■ **Problem requirements**:
Each entry below must be written out exactly, with pictures left out.

※

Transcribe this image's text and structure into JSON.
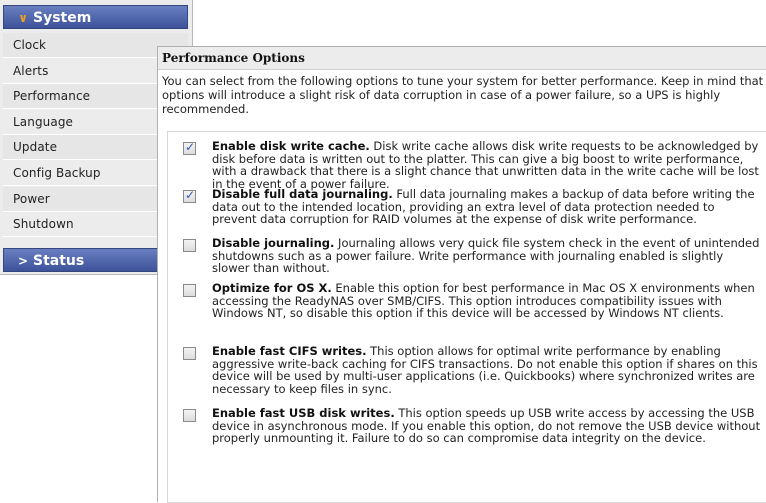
{
  "sidebar": {
    "system_label": "System",
    "status_label": "Status",
    "items": [
      {
        "label": "Clock"
      },
      {
        "label": "Alerts"
      },
      {
        "label": "Performance"
      },
      {
        "label": "Language"
      },
      {
        "label": "Update"
      },
      {
        "label": "Config Backup"
      },
      {
        "label": "Power"
      },
      {
        "label": "Shutdown"
      }
    ]
  },
  "panel": {
    "title": "Performance Options",
    "intro": "You can select from the following options to tune your system for better performance. Keep in mind that these options will introduce a slight risk of data corruption in case of a power failure, so a UPS is highly recommended."
  },
  "options": [
    {
      "checked": true,
      "title": "Enable disk write cache.",
      "desc": " Disk write cache allows disk write requests to be acknowledged by disk before data is written out to the platter. This can give a big boost to write performance, with a drawback that there is a slight chance that unwritten data in the write cache will be lost in the event of a power failure."
    },
    {
      "checked": true,
      "title": "Disable full data journaling.",
      "desc": " Full data journaling makes a backup of data before writing the data out to the intended location, providing an extra level of data protection needed to prevent data corruption for RAID volumes at the expense of disk write performance."
    },
    {
      "checked": false,
      "title": "Disable journaling.",
      "desc": " Journaling allows very quick file system check in the event of unintended shutdowns such as a power failure. Write performance with journaling enabled is slightly slower than without."
    },
    {
      "checked": false,
      "title": "Optimize for OS X.",
      "desc": " Enable this option for best performance in Mac OS X environments when accessing the ReadyNAS over SMB/CIFS. This option introduces compatibility issues with Windows NT, so disable this option if this device will be accessed by Windows NT clients."
    },
    {
      "checked": false,
      "title": "Enable fast CIFS writes.",
      "desc": " This option allows for optimal write performance by enabling aggressive write-back caching for CIFS transactions. Do not enable this option if shares on this device will be used by multi-user applications (i.e. Quickbooks) where synchronized writes are necessary to keep files in sync."
    },
    {
      "checked": false,
      "title": "Enable fast USB disk writes.",
      "desc": " This option speeds up USB write access by accessing the USB device in asynchronous mode. If you enable this option, do not remove the USB device without properly unmounting it. Failure to do so can compromise data integrity on the device."
    }
  ]
}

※

■ **Response area**:
Transcribe this image's text and structure into JSON.
{
  "sidebar": {
    "system_label": "System",
    "status_label": "Status",
    "items": [
      {
        "label": "Clock"
      },
      {
        "label": "Alerts"
      },
      {
        "label": "Performance"
      },
      {
        "label": "Language"
      },
      {
        "label": "Update"
      },
      {
        "label": "Config Backup"
      },
      {
        "label": "Power"
      },
      {
        "label": "Shutdown"
      }
    ]
  },
  "panel": {
    "title": "Performance Options",
    "intro": "You can select from the following options to tune your system for better performance. Keep in mind that these options will introduce a slight risk of data corruption in case of a power failure, so a UPS is highly recommended."
  },
  "options": [
    {
      "checked": true,
      "title": "Enable disk write cache.",
      "desc": " Disk write cache allows disk write requests to be acknowledged by disk before data is written out to the platter. This can give a big boost to write performance, with a drawback that there is a slight chance that unwritten data in the write cache will be lost in the event of a power failure."
    },
    {
      "checked": true,
      "title": "Disable full data journaling.",
      "desc": " Full data journaling makes a backup of data before writing the data out to the intended location, providing an extra level of data protection needed to prevent data corruption for RAID volumes at the expense of disk write performance."
    },
    {
      "checked": false,
      "title": "Disable journaling.",
      "desc": " Journaling allows very quick file system check in the event of unintended shutdowns such as a power failure. Write performance with journaling enabled is slightly slower than without."
    },
    {
      "checked": false,
      "title": "Optimize for OS X.",
      "desc": " Enable this option for best performance in Mac OS X environments when accessing the ReadyNAS over SMB/CIFS. This option introduces compatibility issues with Windows NT, so disable this option if this device will be accessed by Windows NT clients."
    },
    {
      "checked": false,
      "title": "Enable fast CIFS writes.",
      "desc": " This option allows for optimal write performance by enabling aggressive write-back caching for CIFS transactions. Do not enable this option if shares on this device will be used by multi-user applications (i.e. Quickbooks) where synchronized writes are necessary to keep files in sync."
    },
    {
      "checked": false,
      "title": "Enable fast USB disk writes.",
      "desc": " This option speeds up USB write access by accessing the USB device in asynchronous mode. If you enable this option, do not remove the USB device without properly unmounting it. Failure to do so can compromise data integrity on the device."
    }
  ]
}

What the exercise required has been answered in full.